ANCHORAGE, Alaska (Reuters) - The chief executives of BP and ConocoPhillips, two of Alaska’s three major oil producers, said on Thursday that the only profitable way to exploit a vast but stranded quantity of Alaska’s North Slope natural gas is to export it to Asian Pacific markets.
In a dramatic change from decades-old plans to send North Slope natural gas to domestic U.S. markets by overland pipeline through Canada, the BP and ConocoPhillips CEOs said they will work with Exxon Mobil, the third major North Slope oil producer, to develop an LNG project that would export to Asia.
North American producers and LNG shippers are scrambling to develop export plans after a sudden surge in domestic natural gas production, thanks to shale gas, that swamped the market and pushed gas prices way below global levels.
BP CEO Bob Dudley and ConocoPhillips CEO Jim Mulva made the comments to reporters after an unprecedented meeting in Anchorage of the chief executives of all three major North Slope oil producers.
Dudley, Mulva and Exxon Mobil CEO Rex Tillerson held a two-hour meeting with Alaska Gov. Sean Parnell, then spoke at a larger closed-door meeting with state legislators and local business leaders. Dudley and Mulva spoke separately to reporters after the second meeting.
“My sense is liquefying the gas and marketing the gas is most economic, given where the resources are,” Dudley said. “It looks like (with) the economics today, given what has happened with shale gas in the Lower 48 and the high price of gas in Asia, that looks like the most economic way.”
“What we see is a strong, good Asian Pacific market and that’s where we think Alaska gas should go,” Mulva said.
Exporting Alaska natural gas as LNG to Asia “is the best alternative for commercializing Alaska North Slope natural gas. It’s certainly better than any alternative” for shipping gas to U.S. domestic markets, Mulva said.
An LNG project would require a pipeline shipping natural gas about 800 miles from Prudhoe Bay to a port in southern Alaska, such as the existing deepwater ports at Valdez in Prince William Sound or Kenai in Cook Inlet. It would require a plant at tidewater to liquefy natural gas and a fleet of LNG tankers to move the product.
Exxon, whose CEO Rex Tillerson also attended the meeting, said the parties are in early discussions on an export plan, but added that the pipeline plan through Canada is still under consideration.
The governor in October announced that he believed further efforts to build a pipeline shipping North Slope natural gas to U.S. markets might be futile. On Thursday, he said he has become more convinced since then that LNG exports to Asia represent Alaska’s best option to sell its abundant North Slope natural gas.
But TransCanada Corp. Vice President Tony Palmer, that company’s executive in charge of Alaska development, said he was not convinced that natural gas markets had changed permanently and that an overland pipeline to North American markets was no longer feasible.
While there is “no question” that natural gas prices are higher in Asian Pacific markets than in North American markets, things could change, said Palmer, who attended the closed-door meeting with legislators and community leaders.

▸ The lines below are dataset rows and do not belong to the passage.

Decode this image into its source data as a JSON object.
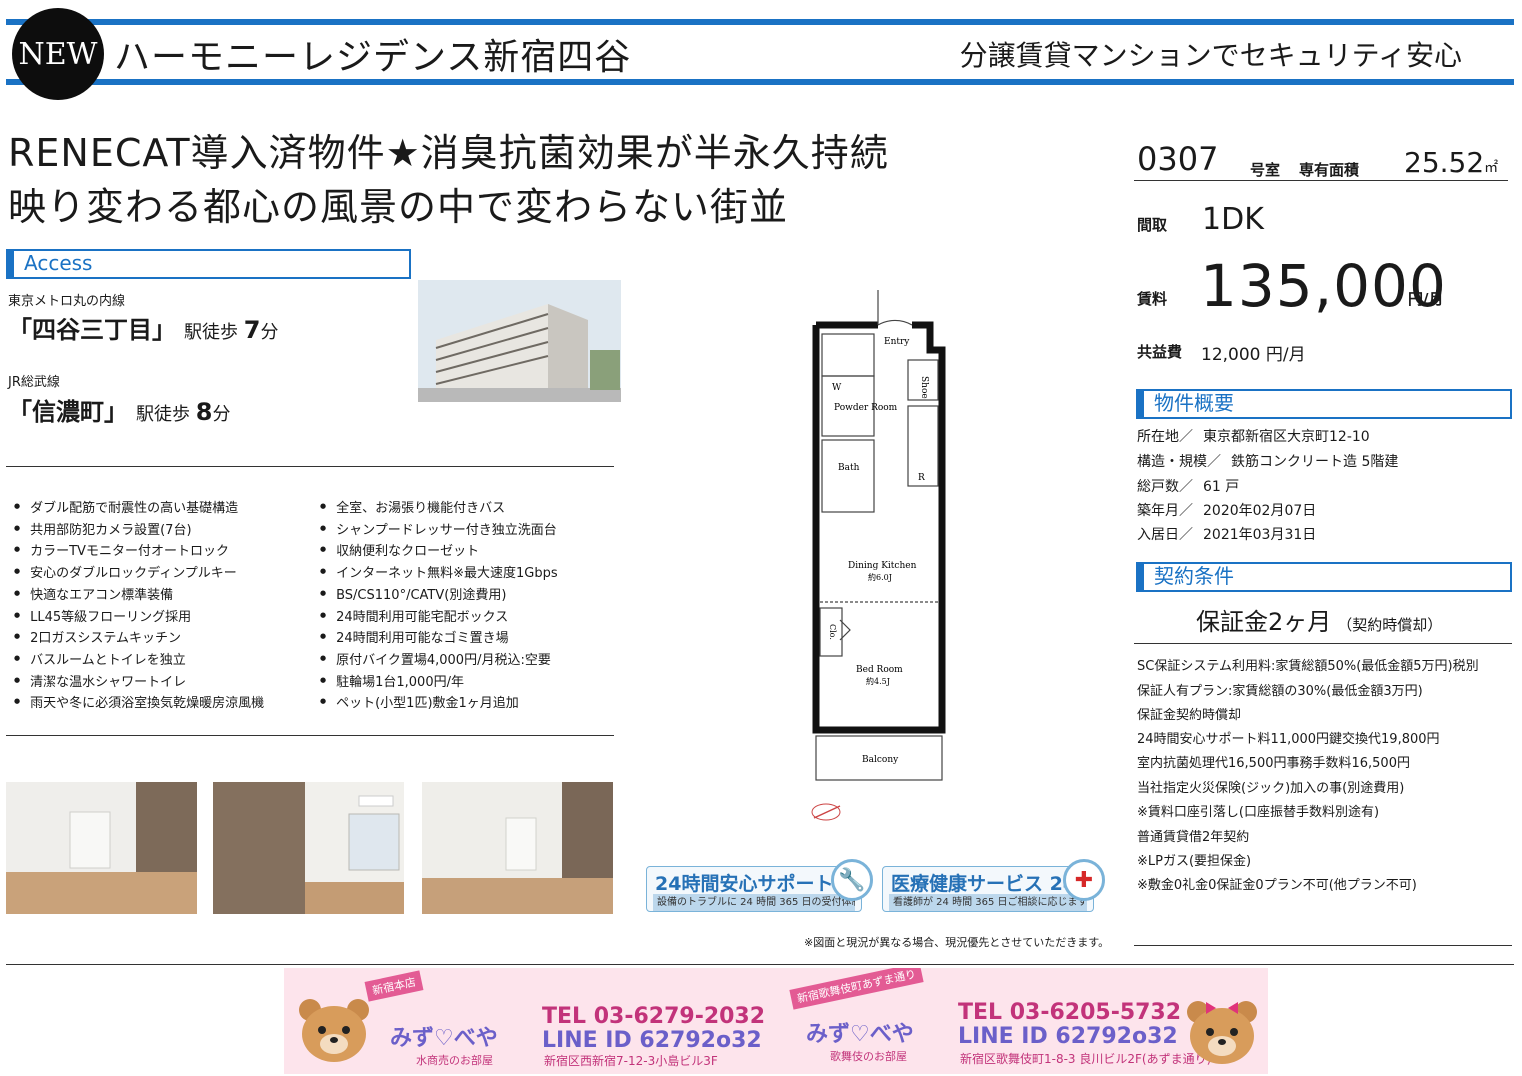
{
  "header": {
    "badge": "NEW",
    "property_name": "ハーモニーレジデンス新宿四谷",
    "tagline": "分譲賃貸マンションでセキュリティ安心"
  },
  "headlines": [
    "RENECAT導入済物件★消臭抗菌効果が半永久持続",
    "映り変わる都心の風景の中で変わらない街並"
  ],
  "access": {
    "label": "Access",
    "routes": [
      {
        "line": "東京メトロ丸の内線",
        "station": "「四谷三丁目」",
        "walk_prefix": "駅徒歩",
        "minutes": "7",
        "unit": "分"
      },
      {
        "line": "JR総武線",
        "station": "「信濃町」",
        "walk_prefix": "駅徒歩",
        "minutes": "8",
        "unit": "分"
      }
    ]
  },
  "features_left": [
    "ダブル配筋で耐震性の高い基礎構造",
    "共用部防犯カメラ設置(7台)",
    "カラーTVモニター付オートロック",
    "安心のダブルロックディンプルキー",
    "快適なエアコン標準装備",
    "LL45等級フローリング採用",
    "2口ガスシステムキッチン",
    "バスルームとトイレを独立",
    "清潔な温水シャワートイレ",
    "雨天や冬に必須浴室換気乾燥暖房涼風機"
  ],
  "features_right": [
    "全室、お湯張り機能付きバス",
    "シャンプードレッサー付き独立洗面台",
    "収納便利なクローゼット",
    "インターネット無料※最大速度1Gbps",
    "BS/CS110°/CATV(別途費用)",
    "24時間利用可能宅配ボックス",
    "24時間利用可能なゴミ置き場",
    "原付バイク置場4,000円/月税込:空要",
    "駐輪場1台1,000円/年",
    "ペット(小型1匹)敷金1ヶ月追加"
  ],
  "floorplan": {
    "labels": [
      "Entry",
      "Shoe",
      "W",
      "Powder Room",
      "Bath",
      "R",
      "Dining Kitchen",
      "約6.0J",
      "Clo.",
      "Bed Room",
      "約4.5J",
      "Balcony"
    ]
  },
  "room": {
    "number": "0307",
    "room_label": "号室",
    "area_label": "専有面積",
    "area_value": "25.52",
    "area_unit": "㎡",
    "layout_label": "間取",
    "layout_value": "1DK",
    "rent_label": "賃料",
    "rent_value": "135,000",
    "rent_unit": "円/月",
    "fee_label": "共益費",
    "fee_value": "12,000 円/月"
  },
  "overview": {
    "label": "物件概要",
    "rows": [
      {
        "k": "所在地／",
        "v": "東京都新宿区大京町12-10"
      },
      {
        "k": "構造・規模／",
        "v": "鉄筋コンクリート造  5階建"
      },
      {
        "k": "総戸数／",
        "v": "61     戸"
      },
      {
        "k": "築年月／",
        "v": "2020年02月07日"
      },
      {
        "k": "入居日／",
        "v": "2021年03月31日"
      }
    ]
  },
  "contract": {
    "label": "契約条件",
    "deposit": "保証金2ヶ月",
    "deposit_note": "（契約時償却）",
    "conditions": [
      "SC保証システム利用料:家賃総額50%(最低金額5万円)税別",
      "保証人有プラン:家賃総額の30%(最低金額3万円)",
      "保証金契約時償却",
      "24時間安心サポート料11,000円鍵交換代19,800円",
      "室内抗菌処理代16,500円事務手数料16,500円",
      "当社指定火災保険(ジック)加入の事(別途費用)",
      "※賃料口座引落し(口座振替手数料別途有)",
      "普通賃貸借2年契約",
      "※LPガス(要担保金)",
      "※敷金0礼金0保証金0プラン不可(他プラン不可)"
    ]
  },
  "badges": [
    {
      "title": "24時間安心サポート",
      "sub": "設備のトラブルに 24 時間 365 日の受付体制",
      "icon": "wrench-icon"
    },
    {
      "title": "医療健康サービス 24",
      "sub": "看護師が 24 時間 365 日ご相談に応じます。",
      "icon": "red-cross-icon"
    }
  ],
  "disclaimer": "※図面と現況が異なる場合、現況優先とさせていただきます。",
  "banner": {
    "stores": [
      {
        "ribbon": "新宿本店",
        "name": "みず♡べや",
        "sub": "水商売のお部屋",
        "tel": "TEL 03-6279-2032",
        "line": "LINE ID 62792o32",
        "address": "新宿区西新宿7-12-3小島ビル3F"
      },
      {
        "ribbon": "新宿歌舞伎町あずま通り",
        "name": "みず♡べや",
        "sub": "歌舞伎のお部屋",
        "tel": "TEL 03-6205-5732",
        "line": "LINE ID 62792o32",
        "address": "新宿区歌舞伎町1-8-3 良川ビル2F(あずま通り)"
      }
    ]
  }
}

“What will happen in 10 years is an open question, on both sides of the Pacific,” Palmer told reporters.
TransCanada and Exxon Mobil continue to pursue their plans for a 1,700-mile pipeline, though they have been unsuccessful in attracting shipper commitments, Palmer said.
Once expected to be a major importer, the United States now has up to a century’s worth of supply, prompting plans to ship the cheap fuel to thirsty markets in Europe and Asia where prices are up to five times higher.
Five projects across the United States and two in western Canada have applied for construction and export licenses, seeking long-term deals predominantly with buyers in Asia[ID:nS1E78P0MZ]
However, critics say that exporting gas may drive prices higher at home and discourage use of a homegrown resource.
TransCanada Corp and partner Exxon Mobil have been unable to win customers for the 1,700-mile natural gas pipeline they proposed building from Alaska’s North Slope to Alberta, at a cost of up to $41 billion.
BP and ConocoPhillips in May abandoned a rival natural-gas proposal for a similar route and similar delivery volumes after they also failed to attract shipping commitments.
TransCanada has also floated the concept of a line to the port of Valdez, which would move 3 billion cubic feet of gas a day and cost up to $26 billion.
Writing by Bill Rigby, additional reporting by Edward McAllister in New York; Editing by Steve Orlofsky, Bob Burgdorfer and Carol Bishopric